_Work item_:
Please print out the entries below unchanged and skip the images.

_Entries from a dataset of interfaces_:
• • •

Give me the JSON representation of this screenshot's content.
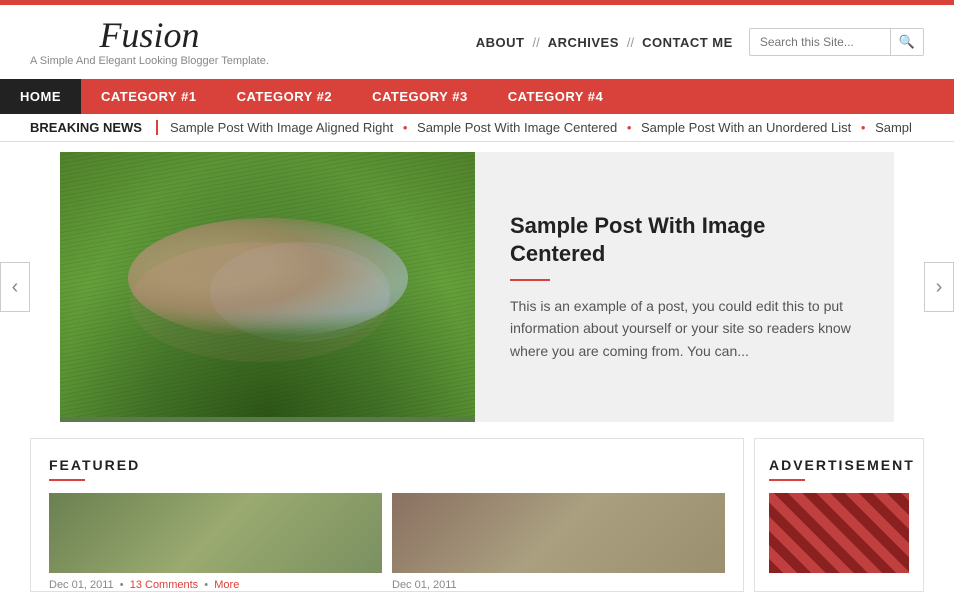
{
  "topBar": {},
  "header": {
    "logoTitle": "Fusion",
    "logoTagline": "A Simple And Elegant Looking Blogger Template.",
    "nav": {
      "items": [
        {
          "label": "ABOUT",
          "id": "about"
        },
        {
          "sep": "//"
        },
        {
          "label": "ARCHIVES",
          "id": "archives"
        },
        {
          "sep": "//"
        },
        {
          "label": "CONTACT ME",
          "id": "contact"
        }
      ]
    },
    "search": {
      "placeholder": "Search this Site...",
      "icon": "🔍"
    }
  },
  "navBar": {
    "items": [
      {
        "label": "HOME",
        "active": true
      },
      {
        "label": "CATEGORY #1",
        "active": false
      },
      {
        "label": "CATEGORY #2",
        "active": false
      },
      {
        "label": "CATEGORY #3",
        "active": false
      },
      {
        "label": "CATEGORY #4",
        "active": false
      }
    ]
  },
  "breakingNews": {
    "label": "BREAKING NEWS",
    "items": [
      "Sample Post With Image Aligned Right",
      "Sample Post With Image Centered",
      "Sample Post With an Unordered List",
      "Sampl"
    ]
  },
  "slider": {
    "title": "Sample Post With Image Centered",
    "excerpt": "This is an example of a post, you could edit this to put information about yourself or your site so readers know where you are coming from. You can...",
    "arrowLeft": "‹",
    "arrowRight": "›"
  },
  "featured": {
    "heading": "FEATURED",
    "posts": [
      {
        "date": "Dec 01, 2011",
        "comments": "13 Comments",
        "more": "More"
      },
      {
        "date": "Dec 01, 2011",
        "comments": "",
        "more": ""
      }
    ]
  },
  "advertisement": {
    "heading": "ADVERTISEMENT"
  }
}
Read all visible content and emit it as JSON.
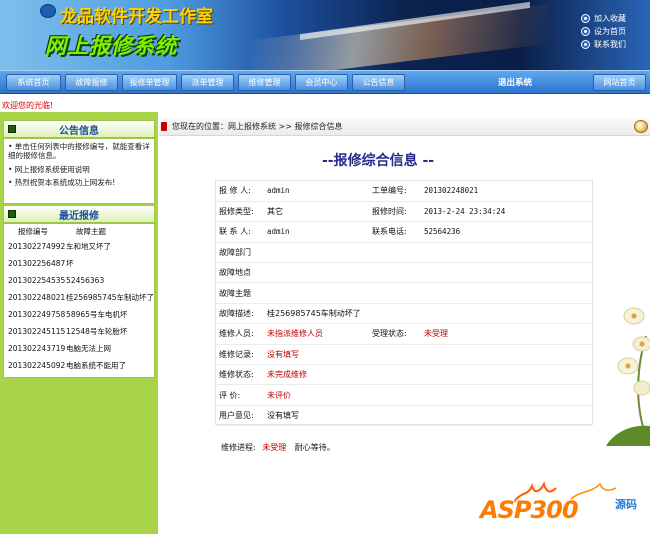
{
  "header": {
    "company": "龙品软件开发工作室",
    "system_title": "网上报修系统",
    "quicklinks": [
      "加入收藏",
      "设为首页",
      "联系我们"
    ]
  },
  "nav": {
    "items": [
      "系统首页",
      "故障报修",
      "报修单管理",
      "派单管理",
      "维修管理",
      "会员中心",
      "公告信息"
    ],
    "logout": "退出系统",
    "site_home": "网站首页"
  },
  "welcome": "欢迎您的光临!",
  "sidebar": {
    "notice_title": "公告信息",
    "notices": [
      "• 单击任何列表中的报修编号，就能查看详细的报修信息。",
      "• 网上报修系统使用说明",
      "• 热烈祝贺本系统成功上网发布!"
    ],
    "recent_title": "最近报修",
    "recent_headers": [
      "报修编号",
      "故障主题"
    ],
    "recent": [
      {
        "code": "201302274992",
        "subject": "车和地又坏了"
      },
      {
        "code": "201302256487",
        "subject": "坏"
      },
      {
        "code": "201302254535",
        "subject": "52456363"
      },
      {
        "code": "201302248021",
        "subject": "桂256985745车制动坏了"
      },
      {
        "code": "201302249758",
        "subject": "58965号车电机坏"
      },
      {
        "code": "201302245115",
        "subject": "12548号车轮胎坏"
      },
      {
        "code": "201302243719",
        "subject": "电脑无法上网"
      },
      {
        "code": "201302245092",
        "subject": "电脑系统不能用了"
      }
    ]
  },
  "breadcrumb": "您现在的位置：网上报修系统 >> 报修综合信息",
  "page_heading": "--报修综合信息 --",
  "detail": {
    "reporter_label": "报 修 人:",
    "reporter": "admin",
    "ticket_no_label": "工单编号:",
    "ticket_no": "201302248021",
    "type_label": "报修类型:",
    "type": "其它",
    "time_label": "报修时间:",
    "time": "2013-2-24 23:34:24",
    "contact_label": "联 系 人:",
    "contact": "admin",
    "phone_label": "联系电话:",
    "phone": "52564236",
    "dept_label": "故障部门",
    "location_label": "故障地点",
    "subject_label": "故障主题",
    "desc_label": "故障描述:",
    "desc": "桂256985745车制动坏了",
    "tech_label": "维修人员:",
    "tech": "未指派维修人员",
    "accept_label": "受理状态:",
    "accept": "未受理",
    "record_label": "维修记录:",
    "record": "没有填写",
    "repair_status_label": "维修状态:",
    "repair_status": "未完成维修",
    "rating_label": "评    价:",
    "rating": "未评价",
    "opinion_label": "用户意见:",
    "opinion": "没有填写"
  },
  "progress": {
    "label": "维修进程:",
    "status": "未受理",
    "note": "耐心等待。"
  },
  "watermark": {
    "main": "ASP300",
    "sub": "源码"
  },
  "colors": {
    "nav_bg": "#2c73cf",
    "sidebar_bg": "#a9d44a",
    "status_red": "#c00000",
    "heading_blue": "#2a2a8e"
  }
}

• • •

_Written solution_:
Give me the JSON representation of this screenshot's content.
{
  "topBar": {},
  "header": {
    "logoTitle": "Fusion",
    "logoTagline": "A Simple And Elegant Looking Blogger Template.",
    "nav": {
      "items": [
        {
          "label": "ABOUT",
          "id": "about"
        },
        {
          "sep": "//"
        },
        {
          "label": "ARCHIVES",
          "id": "archives"
        },
        {
          "sep": "//"
        },
        {
          "label": "CONTACT ME",
          "id": "contact"
        }
      ]
    },
    "search": {
      "placeholder": "Search this Site...",
      "icon": "🔍"
    }
  },
  "navBar": {
    "items": [
      {
        "label": "HOME",
        "active": true
      },
      {
        "label": "CATEGORY #1",
        "active": false
      },
      {
        "label": "CATEGORY #2",
        "active": false
      },
      {
        "label": "CATEGORY #3",
        "active": false
      },
      {
        "label": "CATEGORY #4",
        "active": false
      }
    ]
  },
  "breakingNews": {
    "label": "BREAKING NEWS",
    "items": [
      "Sample Post With Image Aligned Right",
      "Sample Post With Image Centered",
      "Sample Post With an Unordered List",
      "Sampl"
    ]
  },
  "slider": {
    "title": "Sample Post With Image Centered",
    "excerpt": "This is an example of a post, you could edit this to put information about yourself or your site so readers know where you are coming from. You can...",
    "arrowLeft": "‹",
    "arrowRight": "›"
  },
  "featured": {
    "heading": "FEATURED",
    "posts": [
      {
        "date": "Dec 01, 2011",
        "comments": "13 Comments",
        "more": "More"
      },
      {
        "date": "Dec 01, 2011",
        "comments": "",
        "more": ""
      }
    ]
  },
  "advertisement": {
    "heading": "ADVERTISEMENT"
  }
}
Read all visible content and emit it as JSON.
{
  "header": {
    "company": "龙品软件开发工作室",
    "system_title": "网上报修系统",
    "quicklinks": [
      "加入收藏",
      "设为首页",
      "联系我们"
    ]
  },
  "nav": {
    "items": [
      "系统首页",
      "故障报修",
      "报修单管理",
      "派单管理",
      "维修管理",
      "会员中心",
      "公告信息"
    ],
    "logout": "退出系统",
    "site_home": "网站首页"
  },
  "welcome": "欢迎您的光临!",
  "sidebar": {
    "notice_title": "公告信息",
    "notices": [
      "• 单击任何列表中的报修编号，就能查看详细的报修信息。",
      "• 网上报修系统使用说明",
      "• 热烈祝贺本系统成功上网发布!"
    ],
    "recent_title": "最近报修",
    "recent_headers": [
      "报修编号",
      "故障主题"
    ],
    "recent": [
      {
        "code": "201302274992",
        "subject": "车和地又坏了"
      },
      {
        "code": "201302256487",
        "subject": "坏"
      },
      {
        "code": "201302254535",
        "subject": "52456363"
      },
      {
        "code": "201302248021",
        "subject": "桂256985745车制动坏了"
      },
      {
        "code": "201302249758",
        "subject": "58965号车电机坏"
      },
      {
        "code": "201302245115",
        "subject": "12548号车轮胎坏"
      },
      {
        "code": "201302243719",
        "subject": "电脑无法上网"
      },
      {
        "code": "201302245092",
        "subject": "电脑系统不能用了"
      }
    ]
  },
  "breadcrumb": "您现在的位置：网上报修系统 >> 报修综合信息",
  "page_heading": "--报修综合信息 --",
  "detail": {
    "reporter_label": "报 修 人:",
    "reporter": "admin",
    "ticket_no_label": "工单编号:",
    "ticket_no": "201302248021",
    "type_label": "报修类型:",
    "type": "其它",
    "time_label": "报修时间:",
    "time": "2013-2-24 23:34:24",
    "contact_label": "联 系 人:",
    "contact": "admin",
    "phone_label": "联系电话:",
    "phone": "52564236",
    "dept_label": "故障部门",
    "location_label": "故障地点",
    "subject_label": "故障主题",
    "desc_label": "故障描述:",
    "desc": "桂256985745车制动坏了",
    "tech_label": "维修人员:",
    "tech": "未指派维修人员",
    "accept_label": "受理状态:",
    "accept": "未受理",
    "record_label": "维修记录:",
    "record": "没有填写",
    "repair_status_label": "维修状态:",
    "repair_status": "未完成维修",
    "rating_label": "评    价:",
    "rating": "未评价",
    "opinion_label": "用户意见:",
    "opinion": "没有填写"
  },
  "progress": {
    "label": "维修进程:",
    "status": "未受理",
    "note": "耐心等待。"
  },
  "watermark": {
    "main": "ASP300",
    "sub": "源码"
  },
  "colors": {
    "nav_bg": "#2c73cf",
    "sidebar_bg": "#a9d44a",
    "status_red": "#c00000",
    "heading_blue": "#2a2a8e"
  }
}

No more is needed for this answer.